# Differential forms and divergence

1. Nov 2, 2007

### Damidami

Hello everyone, I'm new to this forum.
I have a doubt about differential forms, related to the divergence.
On a website I read this:
"In general, it is true that in R^3 the operation of d on a differential 0-form gives the gradient of that differential 0-form, that on a differential 1-form give the curl of that differential 1-form, and that on a differential 2-form gives its divergence."

My question is: In R^2 how can I obtain de 2-d version of the divergence by differentiating a form? Because if I differentiate a 0-form it gives me the 2-d version of the gradient, and if I differentiate a 1-form it gives me the 2-d version of the curl.

2. Nov 3, 2007

### HallsofIvy
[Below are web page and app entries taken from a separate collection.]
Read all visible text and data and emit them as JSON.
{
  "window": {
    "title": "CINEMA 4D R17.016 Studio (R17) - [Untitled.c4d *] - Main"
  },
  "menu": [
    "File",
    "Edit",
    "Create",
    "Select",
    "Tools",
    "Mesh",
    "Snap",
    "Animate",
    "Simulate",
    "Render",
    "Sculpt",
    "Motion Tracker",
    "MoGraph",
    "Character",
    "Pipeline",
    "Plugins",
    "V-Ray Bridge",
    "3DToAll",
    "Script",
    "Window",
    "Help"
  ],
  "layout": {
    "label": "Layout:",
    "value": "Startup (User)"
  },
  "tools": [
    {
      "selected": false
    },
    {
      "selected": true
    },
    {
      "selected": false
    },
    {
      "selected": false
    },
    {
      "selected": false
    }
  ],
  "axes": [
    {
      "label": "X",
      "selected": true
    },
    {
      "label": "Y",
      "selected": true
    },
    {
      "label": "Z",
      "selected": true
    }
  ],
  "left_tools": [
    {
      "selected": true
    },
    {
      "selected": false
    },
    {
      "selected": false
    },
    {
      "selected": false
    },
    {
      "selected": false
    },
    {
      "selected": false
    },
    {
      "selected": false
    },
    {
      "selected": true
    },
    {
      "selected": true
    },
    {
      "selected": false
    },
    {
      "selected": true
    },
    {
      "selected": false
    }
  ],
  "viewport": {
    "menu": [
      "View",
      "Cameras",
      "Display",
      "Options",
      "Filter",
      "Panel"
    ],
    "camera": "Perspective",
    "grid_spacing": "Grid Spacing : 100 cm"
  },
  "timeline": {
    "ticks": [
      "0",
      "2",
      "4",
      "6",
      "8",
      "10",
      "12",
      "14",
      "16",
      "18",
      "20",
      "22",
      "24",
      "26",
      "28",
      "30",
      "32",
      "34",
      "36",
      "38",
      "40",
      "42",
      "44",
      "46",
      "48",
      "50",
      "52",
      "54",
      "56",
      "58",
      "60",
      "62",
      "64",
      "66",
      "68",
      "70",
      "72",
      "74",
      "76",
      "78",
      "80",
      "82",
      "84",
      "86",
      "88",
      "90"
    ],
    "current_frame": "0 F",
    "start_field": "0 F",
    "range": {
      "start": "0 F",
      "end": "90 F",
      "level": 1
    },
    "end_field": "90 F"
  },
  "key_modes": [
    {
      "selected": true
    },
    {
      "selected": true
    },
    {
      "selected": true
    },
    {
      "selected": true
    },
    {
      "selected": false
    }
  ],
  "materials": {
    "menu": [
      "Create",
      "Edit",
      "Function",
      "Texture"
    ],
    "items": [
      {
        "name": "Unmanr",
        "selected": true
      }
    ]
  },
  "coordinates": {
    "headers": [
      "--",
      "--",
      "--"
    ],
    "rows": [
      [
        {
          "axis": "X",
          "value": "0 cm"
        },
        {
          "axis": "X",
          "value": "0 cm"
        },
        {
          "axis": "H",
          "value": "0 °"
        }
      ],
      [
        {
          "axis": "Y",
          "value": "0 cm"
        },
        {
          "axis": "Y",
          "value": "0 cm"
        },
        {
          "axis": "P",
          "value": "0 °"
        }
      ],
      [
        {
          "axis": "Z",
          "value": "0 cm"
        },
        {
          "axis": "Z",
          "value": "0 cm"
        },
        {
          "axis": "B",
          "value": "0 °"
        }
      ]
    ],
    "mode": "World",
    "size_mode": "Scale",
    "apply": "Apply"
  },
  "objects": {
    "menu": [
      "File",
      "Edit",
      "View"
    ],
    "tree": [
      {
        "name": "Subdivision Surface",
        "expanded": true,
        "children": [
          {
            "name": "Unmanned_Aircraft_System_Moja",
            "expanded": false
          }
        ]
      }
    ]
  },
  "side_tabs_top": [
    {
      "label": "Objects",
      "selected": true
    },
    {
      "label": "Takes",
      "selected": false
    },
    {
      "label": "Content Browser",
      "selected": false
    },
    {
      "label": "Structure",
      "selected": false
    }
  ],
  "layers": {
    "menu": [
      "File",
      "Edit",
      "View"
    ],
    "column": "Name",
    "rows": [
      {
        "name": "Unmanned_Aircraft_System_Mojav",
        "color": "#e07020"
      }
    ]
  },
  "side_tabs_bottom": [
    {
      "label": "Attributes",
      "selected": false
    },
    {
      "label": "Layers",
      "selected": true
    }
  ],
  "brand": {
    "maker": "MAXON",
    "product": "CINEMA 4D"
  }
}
Staff Emeritus
You don't. Any 1-form is of the form f(x,y)dx+ g(x,y)dy and any 2-form is h(x,y)dxdy. Strictly speaking the differental $d(fdx+ gdy)= f_x dxdx+ f_y dydx+ g_x dxdy+ g_ydydy$ but because the "product" is skew symmetric, dxdx and dydy are both 0 so $d(fdx+ gdy)= (g_x- f_y)dxdy. There cannot be a product of three of "dx" and "dy" so the differential of any 2-form is 0. (In R3, the differential of a 2-form is [itex]d(fdxdy+ gdydz+ hdxdz)= f_zdzdxdy+ g_xdxdydz+ h_ydydxdz= (f_z+ g_x- h_y)dxdydz so I am not at all sure what is meant by "its divergence" there.) 3. Nov 3, 2007 ### Hurkyl Staff Emeritus The website is correct, under a suitable interpretation of the word "gives". For example, strictly speaking, divergence is an operator that takes a vector field and returns a scalar field. So, you can't even apply it to a differential 1-form! But once you've chosen a metric, there are two duality operations you can apply: there is the transpose (a.k.a. "raising" and "lowering" indices) and there is Hodge duality. So, to produce divergence in 3-space, you have to do the following: (1) Apply a transpose to convert your vector field into a differential 1-form (2) Apply Hodge duality to produce a differential 2-form (3) Apply d to produce a differential 3-form (4) Apply Hodge duality to produce a scalar field. (a.k.a. differential 0-form) If (x, y, z) are orthonormal coordinates, then in these coordinates we start with $$f \frac{\partial}{\partial x} + g \frac{\partial}{\partial y} + h \frac{\partial}{\partial z}$$ transposing gives $$f \, dx + g \, dy + h \, dz$$ Hodge duality gives $$f \, dy dz + g \, dz dx + h \, dx dy$$ differentiation gives $$(f_x + g_y + h_z) \, dx dy dz$$ and hodge duality gives $$f_x + g_y + h_z$$ So $$\mathop{\mathrm{div}} v = \mathord{*} d \mathord{*} v^T$$ Last edited: Nov 3, 2007 4. Nov 4, 2007 ### timur Cool. Is the transpose notation common? 5. Nov 4, 2007 ### Hurkyl Staff Emeritus I don't think so, but I don't know for sure; this isn't my specialty. I know I've heard the operation called the "metric transpose" often enough, but I'm not sure if I've actually seen that notation used. Some sort of index notation (abstract or concrete) is usually used. 6. Nov 7, 2007 ### Sophus for correct transformation vector field to 2 form you need to use the notion of so-called "volume element" ($$\Omega$$=*1=dxdydz) 7. Nov 7, 2007 ### Chris Hillman Often called volume form and written [itex]\omega = dx \wedge dy \wedge dz$. More generally, whenever you have a coframe field in a Riemannian or Lorenztian n-manifold, $\omega = \sigma^1 \wedge \sigma^2 \wedge \dots \sigma^n$ The transpose is also known by the overused word dual. Did anyone mention the Hodge star operator? The book by Flanders is a good source of information for all these topics.

Last edited: Nov 7, 2007
8. Nov 7, 2007

### timur

In functional analysis one would say that the transpose here is actually the Riesz map (or the inverse?) acted pointwise.

9. Nov 8, 2007

### dextercioby

That's mainly because in functional analysis we're more interested in topological duals of a TVS, rather than its algebraic dual. The Riesz map establishes the homeomorphism between a Hilbert space and its topological dual.

10. Nov 8, 2007

### Sophus

In general you must be oriented not only for notation, which can be different in various branch of science, but also on some mathematical package which you are going to use. As for me I prefer Reduce with "excalc" and "eds" packages.

Know someone interested in this topic? Share this thread via Reddit, Google+, Twitter, or Facebook

Have something to add?